Jane Kennedy: Reports of significant colony losses are being investigated as a high priority. To facilitate this, additional funds of £120,000 (£90,000 from DEFRA and £30,000 from the Welsh Assembly Government) have been allocated to the National Bee Unit to expand the investigations they started last year under a Horizon Scanning project into significant losses and to meet the demand for increased inspections of bee imports consequential to the colony losses.
DEFRA recognises the contribution that honey bees make to sustainable agriculture via their role in pollination and take seriously any threat to the sustainability of the beekeeping sector. The development of the Government's bee health strategy confirms our ongoing commitment to protecting and improving the health of honey bees and to sustaining and supporting beekeeping now and for future generations.
Jane Kennedy: Vaccination against bluetongue in England and Wales is voluntary. Vaccine was first made available from 30 April 2008, and the Protection Zone was extended step by step as further vaccine consignments were delivered. Initial vaccine uptake was highreaching between 80 per cent. and 90 per cent. in the South East and East of England, but uptake in the counties of northern England and in Wales has been lower.
My Department has underwritten vaccine supply to ensure that it is available. Beyond that I have made no plans to reach specific levels of vaccination at specific times. Vaccination is the responsibility of the livestock industry. An industry-led communications campaign has promoted the benefits of vaccinating, and the risks of not doing so.
Mr. Roger Williams: To ask the Secretary of State for Environment, Food and Rural Affairs what recent assessment he has made of the potential for bluetongue to transfer to calves in utero from infected cows. 
Jane Kennedy: The most recent assessment on in-utero infection in calves was done following the discovery of Bluetongue Serotype 8 (BTV8) infected calves in Northern Ireland in February 2007 which were born to recently imported cattle (Menzies et al 2008, Vet record, 163, 203-209) and the finding that some English cows infected in 2007 also transmitted the virus to their calves. These findings prompted new legislation to be brought forward at EU level on the export of pregnant cattle and resulted in the UK testing all calves born to imported cattle for evidence of BTV 8 infection. This is still subject to further investigation and research at the Institute for Animal Health in Pirbright, and elsewhere in mainland Europe.
Jane Kennedy [holding answer 17 October 2008]: Vaccination against bluetongue in England and Wales is voluntary.
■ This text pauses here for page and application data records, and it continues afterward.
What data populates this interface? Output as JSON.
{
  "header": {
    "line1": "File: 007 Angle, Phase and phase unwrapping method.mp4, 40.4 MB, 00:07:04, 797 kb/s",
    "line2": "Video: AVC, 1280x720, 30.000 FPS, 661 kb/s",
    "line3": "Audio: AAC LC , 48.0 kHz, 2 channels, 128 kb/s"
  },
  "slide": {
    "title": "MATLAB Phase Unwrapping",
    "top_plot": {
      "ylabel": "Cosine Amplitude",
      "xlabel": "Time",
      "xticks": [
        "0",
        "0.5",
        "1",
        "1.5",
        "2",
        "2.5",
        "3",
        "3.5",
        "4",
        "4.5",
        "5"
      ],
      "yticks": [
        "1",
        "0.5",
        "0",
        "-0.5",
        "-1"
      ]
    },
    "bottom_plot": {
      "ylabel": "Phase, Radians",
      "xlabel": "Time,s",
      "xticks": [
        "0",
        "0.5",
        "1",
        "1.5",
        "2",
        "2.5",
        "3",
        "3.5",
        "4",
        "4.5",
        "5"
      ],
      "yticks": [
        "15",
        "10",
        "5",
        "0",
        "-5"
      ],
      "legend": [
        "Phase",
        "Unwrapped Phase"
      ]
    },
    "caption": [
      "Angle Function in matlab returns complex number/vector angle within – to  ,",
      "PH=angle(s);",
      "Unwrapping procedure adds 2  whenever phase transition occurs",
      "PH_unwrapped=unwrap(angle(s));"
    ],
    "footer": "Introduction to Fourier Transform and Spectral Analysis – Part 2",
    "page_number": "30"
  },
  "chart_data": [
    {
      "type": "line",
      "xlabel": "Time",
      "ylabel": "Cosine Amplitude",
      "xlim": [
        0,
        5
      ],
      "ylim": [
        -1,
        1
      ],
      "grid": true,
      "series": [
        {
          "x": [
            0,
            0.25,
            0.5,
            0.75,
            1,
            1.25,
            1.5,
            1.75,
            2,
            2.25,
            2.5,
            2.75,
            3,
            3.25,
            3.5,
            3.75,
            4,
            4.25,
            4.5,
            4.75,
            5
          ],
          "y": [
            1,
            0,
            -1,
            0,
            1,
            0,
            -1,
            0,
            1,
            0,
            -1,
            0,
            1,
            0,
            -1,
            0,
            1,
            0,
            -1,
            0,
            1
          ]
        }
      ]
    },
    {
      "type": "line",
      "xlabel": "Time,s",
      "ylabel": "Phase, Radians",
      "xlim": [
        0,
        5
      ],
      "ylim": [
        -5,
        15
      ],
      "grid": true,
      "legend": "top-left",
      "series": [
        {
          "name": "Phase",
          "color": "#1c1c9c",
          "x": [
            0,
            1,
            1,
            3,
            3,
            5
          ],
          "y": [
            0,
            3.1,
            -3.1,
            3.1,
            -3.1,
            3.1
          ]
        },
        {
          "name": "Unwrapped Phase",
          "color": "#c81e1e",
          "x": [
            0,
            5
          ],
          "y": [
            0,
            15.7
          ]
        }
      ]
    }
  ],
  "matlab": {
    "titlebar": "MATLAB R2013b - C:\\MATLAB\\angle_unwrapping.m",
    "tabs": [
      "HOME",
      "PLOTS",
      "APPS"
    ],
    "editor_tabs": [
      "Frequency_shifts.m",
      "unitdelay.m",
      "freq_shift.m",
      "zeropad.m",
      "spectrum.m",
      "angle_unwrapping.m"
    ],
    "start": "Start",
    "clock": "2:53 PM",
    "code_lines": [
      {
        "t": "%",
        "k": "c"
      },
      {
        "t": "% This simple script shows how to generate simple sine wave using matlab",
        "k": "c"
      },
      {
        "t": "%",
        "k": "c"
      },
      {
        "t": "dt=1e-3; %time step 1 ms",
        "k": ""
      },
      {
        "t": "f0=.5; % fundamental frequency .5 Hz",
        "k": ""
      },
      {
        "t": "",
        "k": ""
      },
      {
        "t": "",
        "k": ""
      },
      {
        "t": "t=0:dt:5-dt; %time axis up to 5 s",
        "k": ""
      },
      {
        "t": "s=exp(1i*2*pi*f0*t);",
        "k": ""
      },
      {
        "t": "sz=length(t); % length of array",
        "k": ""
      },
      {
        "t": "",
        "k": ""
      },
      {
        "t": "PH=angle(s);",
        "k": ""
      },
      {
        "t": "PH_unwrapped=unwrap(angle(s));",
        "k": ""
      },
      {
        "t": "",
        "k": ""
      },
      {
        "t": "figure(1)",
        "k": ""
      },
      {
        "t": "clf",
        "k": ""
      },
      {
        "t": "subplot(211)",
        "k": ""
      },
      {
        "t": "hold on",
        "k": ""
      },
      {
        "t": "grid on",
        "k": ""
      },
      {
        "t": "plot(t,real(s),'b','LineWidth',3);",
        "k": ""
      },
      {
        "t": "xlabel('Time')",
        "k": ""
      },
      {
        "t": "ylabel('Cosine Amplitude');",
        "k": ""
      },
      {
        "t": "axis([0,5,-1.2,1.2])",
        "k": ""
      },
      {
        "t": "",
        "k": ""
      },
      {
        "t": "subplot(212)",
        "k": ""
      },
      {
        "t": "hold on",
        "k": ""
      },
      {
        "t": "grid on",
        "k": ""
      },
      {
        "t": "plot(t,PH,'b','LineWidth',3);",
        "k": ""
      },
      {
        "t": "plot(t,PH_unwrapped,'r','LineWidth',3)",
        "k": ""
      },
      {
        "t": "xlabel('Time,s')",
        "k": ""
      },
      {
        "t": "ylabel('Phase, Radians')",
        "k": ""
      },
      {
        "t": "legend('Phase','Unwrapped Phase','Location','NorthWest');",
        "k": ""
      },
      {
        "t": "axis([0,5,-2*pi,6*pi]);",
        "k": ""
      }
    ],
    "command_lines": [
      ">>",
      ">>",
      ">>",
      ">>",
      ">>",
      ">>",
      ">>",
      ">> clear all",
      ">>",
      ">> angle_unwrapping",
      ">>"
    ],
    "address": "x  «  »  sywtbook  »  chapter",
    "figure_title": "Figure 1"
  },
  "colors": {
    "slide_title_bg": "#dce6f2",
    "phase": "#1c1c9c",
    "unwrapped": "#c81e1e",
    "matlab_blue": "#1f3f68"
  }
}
Vaccine was first made available from 30 April 2008, and the Protection Zone was extended step by step as further vaccine consignments were delivered. Initial vaccine uptake was highreaching between 80 per cent. and 90 per cent. in the South East and East of Englandbut uptake in the counties of northern England and in Wales has been lower.
Mr. Streeter: To ask the Secretary of State for Environment, Food and Rural Affairs if he will ensure that bluetongue vaccine is available to veterinarians in small bottles to reduce the price of the vaccine to smallholders. 
Jane Kennedy [holding answer 17 October 2008]: DEFRA has underwritten vaccine supply to ensure that it is available to farmers throughout England and Wales. Vaccine is available in a variety of bottle sizes (20 ml, 50 ml and 100 ml). This has provided livestock keepers with a choice as to which sized bottles they should purchase when vaccinating their stock to provide the best value for money.